(Beginning of Provided records)

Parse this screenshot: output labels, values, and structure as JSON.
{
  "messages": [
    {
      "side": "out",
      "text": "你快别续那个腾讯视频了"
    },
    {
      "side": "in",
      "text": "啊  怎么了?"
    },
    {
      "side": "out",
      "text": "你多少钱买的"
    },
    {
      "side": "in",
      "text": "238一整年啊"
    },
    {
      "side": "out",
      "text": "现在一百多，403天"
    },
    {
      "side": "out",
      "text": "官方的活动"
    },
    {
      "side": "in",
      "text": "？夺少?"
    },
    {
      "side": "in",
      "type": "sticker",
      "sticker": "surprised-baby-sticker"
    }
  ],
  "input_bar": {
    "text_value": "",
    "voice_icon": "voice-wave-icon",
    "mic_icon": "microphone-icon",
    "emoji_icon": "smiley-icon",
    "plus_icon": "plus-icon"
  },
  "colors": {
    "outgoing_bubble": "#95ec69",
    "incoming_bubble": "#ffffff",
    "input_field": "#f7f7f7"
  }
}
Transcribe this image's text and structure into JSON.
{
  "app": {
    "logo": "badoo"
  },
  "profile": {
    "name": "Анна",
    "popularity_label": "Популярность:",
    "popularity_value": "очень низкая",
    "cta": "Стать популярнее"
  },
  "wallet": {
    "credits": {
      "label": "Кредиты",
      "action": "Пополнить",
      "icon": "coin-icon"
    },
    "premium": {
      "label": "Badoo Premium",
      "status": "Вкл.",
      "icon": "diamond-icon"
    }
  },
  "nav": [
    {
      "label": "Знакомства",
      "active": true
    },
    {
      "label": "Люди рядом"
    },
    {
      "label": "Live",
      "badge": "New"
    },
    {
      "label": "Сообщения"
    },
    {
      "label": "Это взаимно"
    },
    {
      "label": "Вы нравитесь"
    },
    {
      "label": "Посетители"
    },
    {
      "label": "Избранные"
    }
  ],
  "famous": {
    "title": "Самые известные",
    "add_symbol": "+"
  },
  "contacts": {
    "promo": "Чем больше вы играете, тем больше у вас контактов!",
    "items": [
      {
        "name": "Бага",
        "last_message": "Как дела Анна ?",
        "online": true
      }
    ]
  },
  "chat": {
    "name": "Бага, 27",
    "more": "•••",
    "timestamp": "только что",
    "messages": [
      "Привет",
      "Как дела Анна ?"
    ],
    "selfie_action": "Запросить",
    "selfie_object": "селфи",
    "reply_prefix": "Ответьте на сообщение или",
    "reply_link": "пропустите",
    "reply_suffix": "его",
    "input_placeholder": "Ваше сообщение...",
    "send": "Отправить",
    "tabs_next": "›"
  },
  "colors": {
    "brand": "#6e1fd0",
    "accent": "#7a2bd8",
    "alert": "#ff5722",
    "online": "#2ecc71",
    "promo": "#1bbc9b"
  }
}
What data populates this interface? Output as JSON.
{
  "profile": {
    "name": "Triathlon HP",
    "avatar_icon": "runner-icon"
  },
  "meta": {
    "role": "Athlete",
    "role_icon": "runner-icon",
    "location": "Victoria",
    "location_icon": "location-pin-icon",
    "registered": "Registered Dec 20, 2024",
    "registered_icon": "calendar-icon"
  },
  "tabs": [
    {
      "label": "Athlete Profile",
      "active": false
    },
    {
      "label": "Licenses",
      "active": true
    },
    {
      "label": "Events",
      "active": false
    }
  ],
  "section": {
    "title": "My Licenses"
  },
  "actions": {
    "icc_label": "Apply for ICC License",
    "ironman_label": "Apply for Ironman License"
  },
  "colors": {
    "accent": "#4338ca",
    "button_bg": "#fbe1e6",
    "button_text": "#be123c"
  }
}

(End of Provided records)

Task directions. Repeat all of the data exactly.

Answer area.
Parse this screenshot: output labels, values, and structure as JSON.
{
  "messages": [
    {
      "side": "out",
      "text": "你快别续那个腾讯视频了"
    },
    {
      "side": "in",
      "text": "啊  怎么了?"
    },
    {
      "side": "out",
      "text": "你多少钱买的"
    },
    {
      "side": "in",
      "text": "238一整年啊"
    },
    {
      "side": "out",
      "text": "现在一百多，403天"
    },
    {
      "side": "out",
      "text": "官方的活动"
    },
    {
      "side": "in",
      "text": "？夺少?"
    },
    {
      "side": "in",
      "type": "sticker",
      "sticker": "surprised-baby-sticker"
    }
  ],
  "input_bar": {
    "text_value": "",
    "voice_icon": "voice-wave-icon",
    "mic_icon": "microphone-icon",
    "emoji_icon": "smiley-icon",
    "plus_icon": "plus-icon"
  },
  "colors": {
    "outgoing_bubble": "#95ec69",
    "incoming_bubble": "#ffffff",
    "input_field": "#f7f7f7"
  }
}
Transcribe this image's text and structure into JSON.
{
  "app": {
    "logo": "badoo"
  },
  "profile": {
    "name": "Анна",
    "popularity_label": "Популярность:",
    "popularity_value": "очень низкая",
    "cta": "Стать популярнее"
  },
  "wallet": {
    "credits": {
      "label": "Кредиты",
      "action": "Пополнить",
      "icon": "coin-icon"
    },
    "premium": {
      "label": "Badoo Premium",
      "status": "Вкл.",
      "icon": "diamond-icon"
    }
  },
  "nav": [
    {
      "label": "Знакомства",
      "active": true
    },
    {
      "label": "Люди рядом"
    },
    {
      "label": "Live",
      "badge": "New"
    },
    {
      "label": "Сообщения"
    },
    {
      "label": "Это взаимно"
    },
    {
      "label": "Вы нравитесь"
    },
    {
      "label": "Посетители"
    },
    {
      "label": "Избранные"
    }
  ],
  "famous": {
    "title": "Самые известные",
    "add_symbol": "+"
  },
  "contacts": {
    "promo": "Чем больше вы играете, тем больше у вас контактов!",
    "items": [
      {
        "name": "Бага",
        "last_message": "Как дела Анна ?",
        "online": true
      }
    ]
  },
  "chat": {
    "name": "Бага, 27",
    "more": "•••",
    "timestamp": "только что",
    "messages": [
      "Привет",
      "Как дела Анна ?"
    ],
    "selfie_action": "Запросить",
    "selfie_object": "селфи",
    "reply_prefix": "Ответьте на сообщение или",
    "reply_link": "пропустите",
    "reply_suffix": "его",
    "input_placeholder": "Ваше сообщение...",
    "send": "Отправить",
    "tabs_next": "›"
  },
  "colors": {
    "brand": "#6e1fd0",
    "accent": "#7a2bd8",
    "alert": "#ff5722",
    "online": "#2ecc71",
    "promo": "#1bbc9b"
  }
}
What data populates this interface? Output as JSON.
{
  "profile": {
    "name": "Triathlon HP",
    "avatar_icon": "runner-icon"
  },
  "meta": {
    "role": "Athlete",
    "role_icon": "runner-icon",
    "location": "Victoria",
    "location_icon": "location-pin-icon",
    "registered": "Registered Dec 20, 2024",
    "registered_icon": "calendar-icon"
  },
  "tabs": [
    {
      "label": "Athlete Profile",
      "active": false
    },
    {
      "label": "Licenses",
      "active": true
    },
    {
      "label": "Events",
      "active": false
    }
  ],
  "section": {
    "title": "My Licenses"
  },
  "actions": {
    "icc_label": "Apply for ICC License",
    "ironman_label": "Apply for Ironman License"
  },
  "colors": {
    "accent": "#4338ca",
    "button_bg": "#fbe1e6",
    "button_text": "#be123c"
  }
}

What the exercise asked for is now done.